Recent researches has shown that cognitive changes were associated with ALFF at specific frequency bands (Giménez et al., 2017). For example, a positive linear trend was observed between phonemic verbal fluency score and fractional ALFF values within the slow-5 band in subacute stroke patients (La, Nair, et al., 2016). Greater slow-4 ALFF decline in the right putamen was significantly associated with memory decline in MCI patients (Ren et al., 2016). Poorer episodic memory in AD patients was associated with greater slow-4 band ALFF in the ventral default mode network (Veldsman et al., 2017). Therefore, studying ALFF in different frequency bands in elderly populations can help elucidate cognitive aging processes. Despite the relevance of ALFF to cognitive aging, the relationship between normal cognitive aging and altered patterns of the intrinsic brain activity has not been examined in a longitudinal design.

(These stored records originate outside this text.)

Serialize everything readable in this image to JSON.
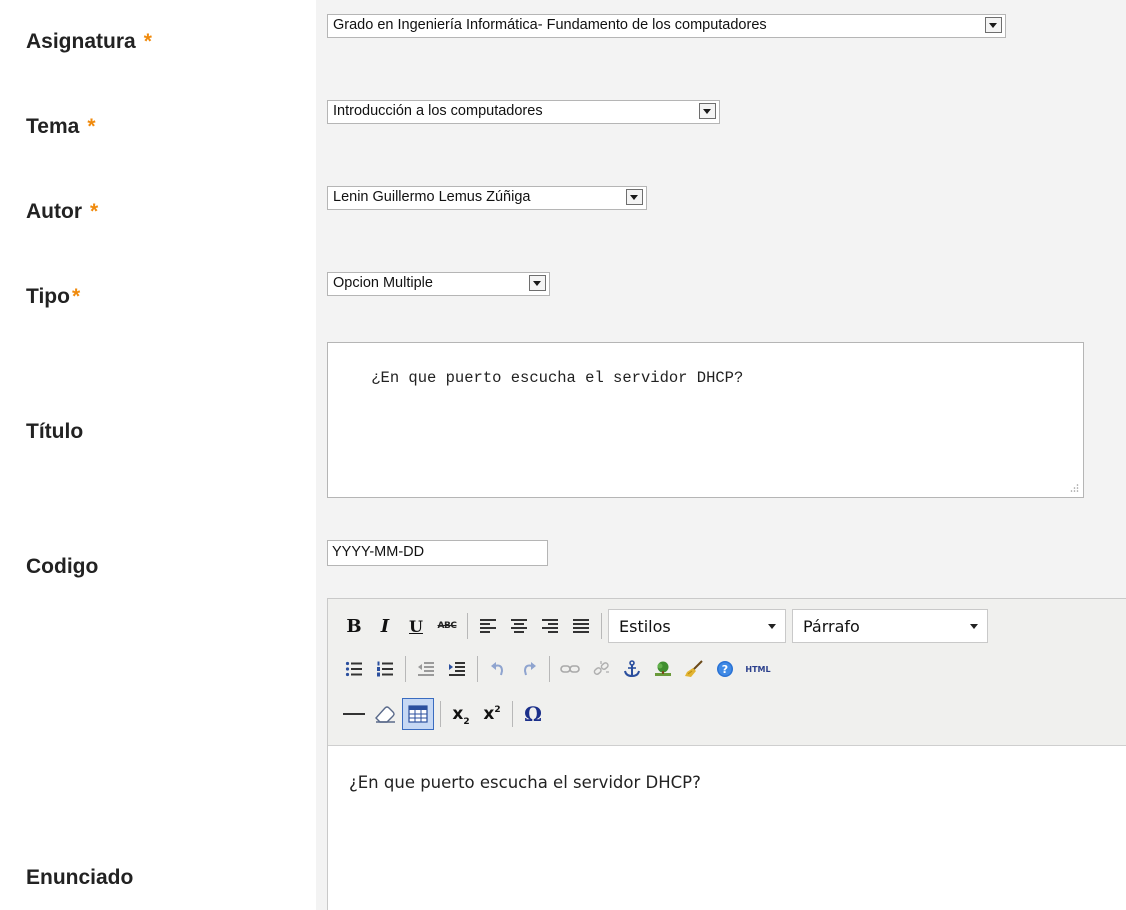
{
  "form": {
    "asignatura": {
      "label": "Asignatura",
      "required": "*",
      "value": "Grado en Ingeniería Informática- Fundamento de los computadores"
    },
    "tema": {
      "label": "Tema",
      "required": "*",
      "value": "Introducción a los computadores"
    },
    "autor": {
      "label": "Autor",
      "required": "*",
      "value": "Lenin Guillermo Lemus Zúñiga"
    },
    "tipo": {
      "label": "Tipo",
      "required": "*",
      "value": "Opcion Multiple"
    },
    "titulo": {
      "label": "Título",
      "value": "¿En que puerto escucha el servidor DHCP?"
    },
    "codigo": {
      "label": "Codigo",
      "value": "YYYY-MM-DD"
    },
    "enunciado": {
      "label": "Enunciado",
      "content": "¿En que puerto escucha el servidor DHCP?",
      "toolbar": {
        "bold": "B",
        "italic": "I",
        "underline": "U",
        "strikethrough": "ABC",
        "styles_value": "Estilos",
        "format_value": "Párrafo",
        "html_button": "HTML",
        "subscript": "x",
        "superscript": "x",
        "special_char": "Ω",
        "active_tool": "table"
      }
    }
  },
  "colors": {
    "required_star": "#f08a0c",
    "field_background": "#f3f3f3",
    "toolbar_background": "#f0f0ee"
  }
}
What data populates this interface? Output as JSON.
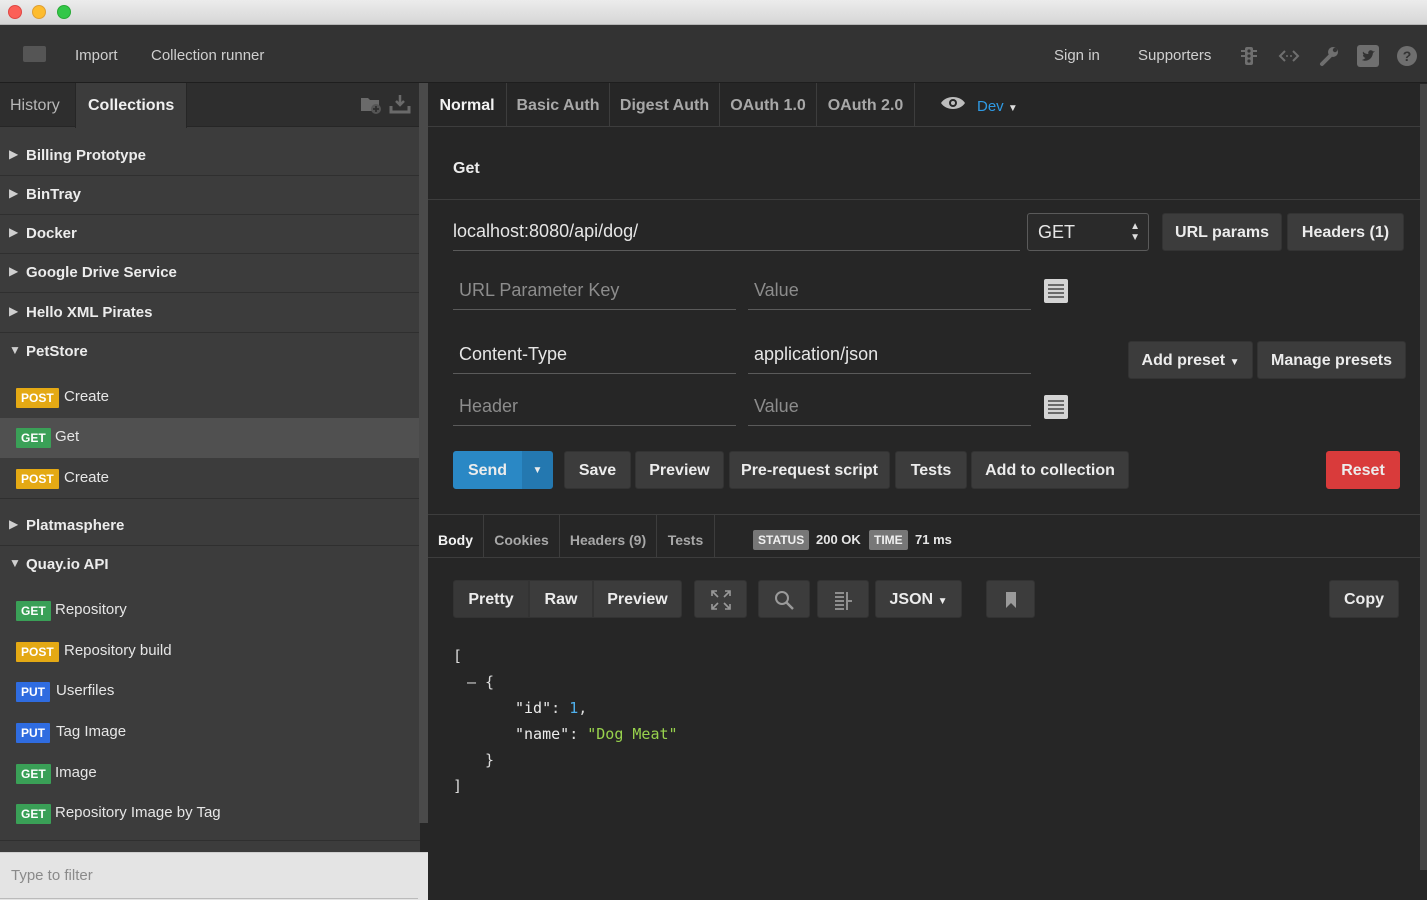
{
  "topnav": {
    "import": "Import",
    "collection_runner": "Collection runner",
    "sign_in": "Sign in",
    "supporters": "Supporters"
  },
  "sidebar": {
    "tab_history": "History",
    "tab_collections": "Collections",
    "filter_placeholder": "Type to filter",
    "collections": [
      {
        "name": "Billing Prototype",
        "expanded": false
      },
      {
        "name": "BinTray",
        "expanded": false
      },
      {
        "name": "Docker",
        "expanded": false
      },
      {
        "name": "Google Drive Service",
        "expanded": false
      },
      {
        "name": "Hello XML Pirates",
        "expanded": false
      },
      {
        "name": "PetStore",
        "expanded": true,
        "requests": [
          {
            "method": "POST",
            "name": "Create"
          },
          {
            "method": "GET",
            "name": "Get",
            "selected": true
          },
          {
            "method": "POST",
            "name": "Create"
          }
        ]
      },
      {
        "name": "Platmasphere",
        "expanded": false
      },
      {
        "name": "Quay.io API",
        "expanded": true,
        "requests": [
          {
            "method": "GET",
            "name": "Repository"
          },
          {
            "method": "POST",
            "name": "Repository build"
          },
          {
            "method": "PUT",
            "name": "Userfiles"
          },
          {
            "method": "PUT",
            "name": "Tag Image"
          },
          {
            "method": "GET",
            "name": "Image"
          },
          {
            "method": "GET",
            "name": "Repository Image by Tag"
          }
        ]
      }
    ]
  },
  "auth_tabs": [
    "Normal",
    "Basic Auth",
    "Digest Auth",
    "OAuth 1.0",
    "OAuth 2.0"
  ],
  "environment": "Dev",
  "request": {
    "title": "Get",
    "url": "localhost:8080/api/dog/",
    "method": "GET",
    "url_params_label": "URL params",
    "headers_label": "Headers (1)",
    "param_key_placeholder": "URL Parameter Key",
    "param_value_placeholder": "Value",
    "header_key": "Content-Type",
    "header_value": "application/json",
    "header_key_placeholder": "Header",
    "header_value_placeholder": "Value",
    "add_preset": "Add preset",
    "manage_presets": "Manage presets"
  },
  "actions": {
    "send": "Send",
    "save": "Save",
    "preview": "Preview",
    "pre_request": "Pre-request script",
    "tests": "Tests",
    "add_to_collection": "Add to collection",
    "reset": "Reset"
  },
  "response": {
    "tabs": [
      "Body",
      "Cookies",
      "Headers (9)",
      "Tests"
    ],
    "status_label": "STATUS",
    "status_value": "200 OK",
    "time_label": "TIME",
    "time_value": "71 ms",
    "view_modes": [
      "Pretty",
      "Raw",
      "Preview"
    ],
    "format": "JSON",
    "copy": "Copy",
    "body_lines": [
      {
        "indent": 0,
        "text": "["
      },
      {
        "indent": 1,
        "text": "– {"
      },
      {
        "indent": 2,
        "key": "\"id\"",
        "value": "1",
        "type": "num"
      },
      {
        "indent": 2,
        "key": "\"name\"",
        "value": "\"Dog Meat\"",
        "type": "str"
      },
      {
        "indent": 1,
        "text": "  }"
      },
      {
        "indent": 0,
        "text": "]"
      }
    ]
  },
  "colors": {
    "post": "#e4a914",
    "get": "#3aa057",
    "put": "#2f6ce0",
    "send": "#2a88c5",
    "reset": "#d93b3b",
    "env": "#2f9ae4"
  }
}
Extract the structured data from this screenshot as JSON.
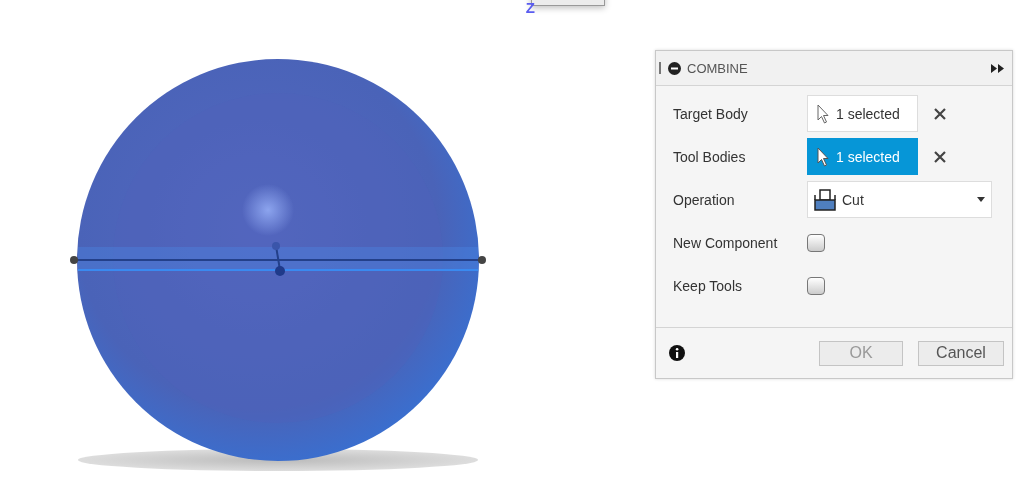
{
  "viewport": {
    "axis_label": "Z"
  },
  "dialog": {
    "title": "COMBINE",
    "rows": [
      {
        "kind": "selection",
        "label": "Target Body",
        "value": "1 selected",
        "selected": false
      },
      {
        "kind": "selection",
        "label": "Tool Bodies",
        "value": "1 selected",
        "selected": true
      },
      {
        "kind": "dropdown",
        "label": "Operation",
        "value": "Cut"
      },
      {
        "kind": "checkbox",
        "label": "New Component",
        "checked": false
      },
      {
        "kind": "checkbox",
        "label": "Keep Tools",
        "checked": false
      }
    ],
    "buttons": [
      {
        "label": "OK",
        "disabled": true
      },
      {
        "label": "Cancel",
        "disabled": false
      }
    ]
  }
}
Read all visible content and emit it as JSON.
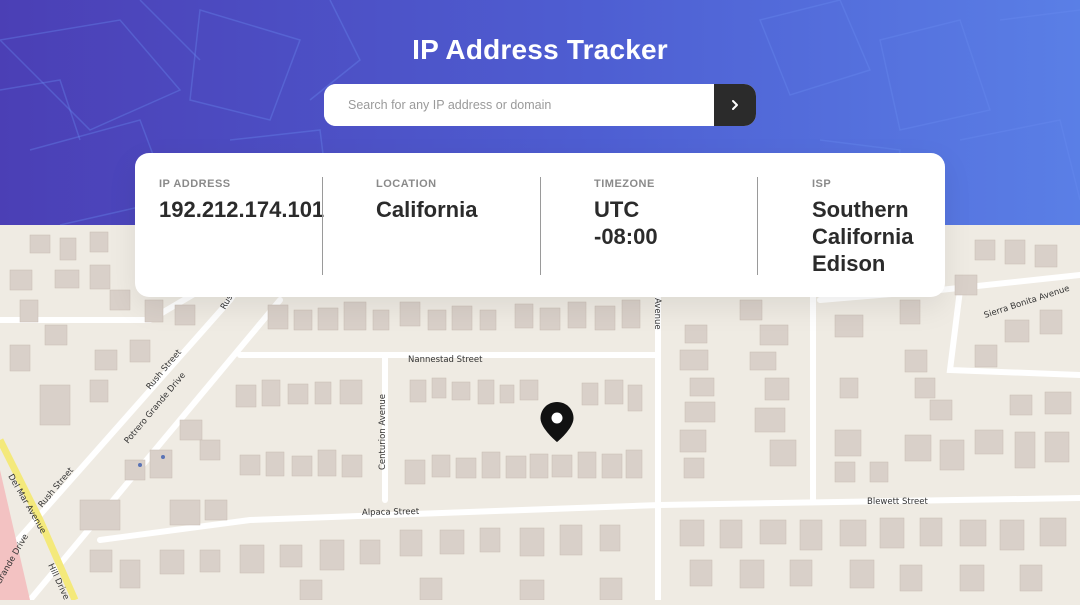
{
  "header": {
    "title": "IP Address Tracker",
    "background": [
      "#4b3fb5",
      "#5a7fe6"
    ]
  },
  "search": {
    "placeholder": "Search for any IP address or domain",
    "value": "",
    "button_icon": "chevron-right-icon"
  },
  "info": {
    "ip": {
      "label": "IP ADDRESS",
      "value": "192.212.174.101"
    },
    "location": {
      "label": "LOCATION",
      "value": "California"
    },
    "timezone": {
      "label": "TIMEZONE",
      "value_line1": "UTC",
      "value_line2": "-08:00"
    },
    "isp": {
      "label": "ISP",
      "value_line1": "Southern",
      "value_line2": "California",
      "value_line3": "Edison"
    }
  },
  "map": {
    "marker_icon": "location-pin-icon",
    "streets": {
      "nannestad": "Nannestad Street",
      "alpaca": "Alpaca Street",
      "blewett": "Blewett Street",
      "centurion": "Centurion Avenue",
      "sierra_bonita": "Sierra Bonita Avenue",
      "rush": "Rush Street",
      "rush_lower": "Rush Street",
      "rush_top": "Rush",
      "potrero": "Potrero Grande Drive",
      "del_mar": "Del Mar Avenue",
      "hill": "Hill Drive",
      "grande": "Grande Drive",
      "avenue": "Avenue"
    }
  }
}
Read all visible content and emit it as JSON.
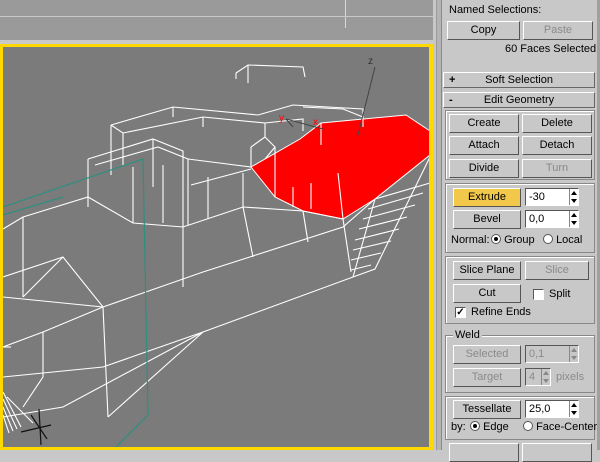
{
  "named_selections": {
    "label": "Named Selections:",
    "copy_label": "Copy",
    "paste_label": "Paste",
    "status": "60 Faces Selected"
  },
  "rollouts": {
    "soft_selection": {
      "sign": "+",
      "label": "Soft Selection"
    },
    "edit_geometry": {
      "sign": "-",
      "label": "Edit Geometry"
    }
  },
  "edit_geometry": {
    "create": "Create",
    "delete": "Delete",
    "attach": "Attach",
    "detach": "Detach",
    "divide": "Divide",
    "turn": "Turn",
    "extrude": "Extrude",
    "extrude_value": "-30",
    "bevel": "Bevel",
    "bevel_value": "0,0",
    "normal_label": "Normal:",
    "normal_group": "Group",
    "normal_local": "Local",
    "slice_plane": "Slice Plane",
    "slice": "Slice",
    "cut": "Cut",
    "split": "Split",
    "refine_ends": "Refine Ends",
    "refine_ends_checked": true,
    "split_checked": false
  },
  "weld": {
    "title": "Weld",
    "selected": "Selected",
    "selected_value": "0,1",
    "target": "Target",
    "target_value": "4",
    "target_unit": "pixels"
  },
  "tessellate": {
    "button": "Tessellate",
    "value": "25,0",
    "by_label": "by:",
    "edge": "Edge",
    "face_center": "Face-Center"
  },
  "viewport": {
    "axis_x": "x",
    "axis_y": "y",
    "axis_z": "z",
    "colors": {
      "background": "#7b7b7b",
      "active_border": "#ffd800",
      "wire": "#ffffff",
      "selection": "#ff0000",
      "gizmo": "#2f8f7f"
    }
  }
}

Based on previous studies, we hypothesized that ALFF changes associated with cognitive decline would show frequency specificity. Thus, we applied the ALFF method to investigate changes of the regional spontaneous brain activity at two-time points scans. Our study was to explore the frequency-specific characteristics of resting state ALFF, including the five specific frequency bands from slow-6 band to slow-2 band, in cognitively normal aging over four years.